Q.I am a Bostonian born and bred, went to college there, and stayed to work until I moved to Europe for another degree.
At the end of my first year in Europe, I met a slightly older guy, let’s call him David, who was in a position of authority at my school. The first time I was in the same room with him, before words were spoken, he was just oozing a sort of “Lady Chatterley’s Lover” sexiness. We worked very closely together for a few weeks and he made it abundantly clear that he was interested in me. He also had a girlfriend and a reputation of cheating. I convinced myself, and everyone else within shouting distance, that I hated him. He ended those weeks by taking up with somebody else, behind the girlfriend’s back. He was a worm. He moved away but kept up a sort of long-distance thing with this new girl.
During the year after David left, I began to analyze my strong feelings of dislike. If I disliked him so much, why was I always looking at pictures of him on Facebook? Eventually, he returned for academic reasons and we were working together again in a large group. We spent weeks staying up late together talking about how he needed to work on his moral compass and his current relationship. I was acting like a counselor because there was no way I was going to let him use me as an overlap-girl too. But eventually he disclosed his feelings and kissed me. I told him that he had to call the girlfriend and dump her. Immediately. He did.

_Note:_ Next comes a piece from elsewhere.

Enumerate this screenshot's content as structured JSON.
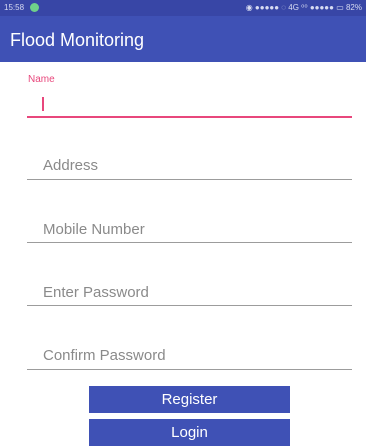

The next year was like a fairy tale. We moved in together and got engaged after a year and a half. Our family and friends were thrilled. He had his suit and groomsmen, we had a wedding website, and flowers had been ordered. And then he dumped me.
Yes, it was like that. He said, “I cannot get married, we won’t make each other happy.” We’d been together for more than three years. The notion of heartbroken and sad that I had from books and movies bore no similarities to my despair. I was just full of anger. Bitter, nasty, hateful anger. And then, months later, he changed his mind. He pleaded and begged, but insisted he had good reasons to end it in the first place. I told him I’d take him back but that it would be a process. The anger took about three months to begin to diminish. The bitterness lingers.
The passion is maybe half what it was. The dreams of the future are about 20 percent. The idea of moving in together and getting married is not on the table yet. The idea of him getting a job far away seems appealing. It’s been a year since he asked for me back. I am trying, we are trying, but I am not the same person I used to be. I have told him everything I am thinking, all of my misgivings, not all of which he likes to hear.
Finally, here is my question: Am I nuts to think this will morph into something as good as it was before? That my bitterness and independence could possibly turn back into love and a desire to be together? My mother tells me that I must “get over it” because he’s the one. He tells me I need to make up my mind, not as an ultimatum, but because he can’t believe that I could still not be ready to start over, or move back in together, after a year. I’m still in it because of what it was, because of how I felt, because of how life-changing it was to meet him. Is the girl I was gone forever and this is as happy as I will ever be?
A.If you’re still feeling this negative about him after a year, you both deserve a break, BA. You’ve made it quite clear that you took a huge leap of faith when you started dating him the first time around. Then he went and did everything you feared he would do. You say that you’re not the person you used to be. You need time alone to figure out who you are now.
For the record, I don’t think that you’re incapable of happiness, but you might be incapable of finding it with him. If “the idea of him getting a job far away seems appealing,” you must really want some space.
Sometimes a temporary breakup can change a relationship for the better, but that’s not what happened here. Your relationship didn’t grow. You didn’t reunite with some new understanding of each other’s needs.
I understand that your mom wants you to be happy, but there is no “one.” There’s just you and your choices. If this isn’t evolving into a deeper love the second time around, please allow yourself to walk.
You thought you could change him and were the one so special that he’d have no choice but to see the errors of his prior skirt-chasing ways. You lost.
My head hurts. Let me guess: Your advanced degree is in Victorian literature? Please, please, please let this man go. And please reevaluate your taste in men. You obviously fell for him because he reminded you of some handsome cad in books.
Sweetie, it’s so very over. A chronic cheater left you steps before the altar. It’s been a year, release him — release yourself — from the charade.
Would you be less bitter if you had a guarantee that he’s not going to cut and run again? Cause, yeah . . . there ain’t no guarantees in this life, honey. There’s nothing anyone can say to you to lessen the bitterness, it’s all on you. I agree with Meredith that maybe you need to take some time away. Take stock and assess the situation. Are you better off with or without him?
Your mother told you to “get over it”? Did she also tell you to “think of England”? Seriously, I can’t fathom worse advice. If you’re mad, you’re mad. You get to scream and holler and work it out until it’s gone. He left you at the altar (almost) and you get to be as furious about that as you want to be. What you don’t get to do, however, is make this guy miserable for the rest of his life.
You ended your letter by basically saying that he doesn’t want to deal with your concerns or issues. He’s playing you again.
This column and reader comments are edited and reprinted from www.boston.com/loveletters. Meredith Goldstein can be reached at mgold
firstname.lastname@example.org. She chats online Wednesdays at 1 p.m.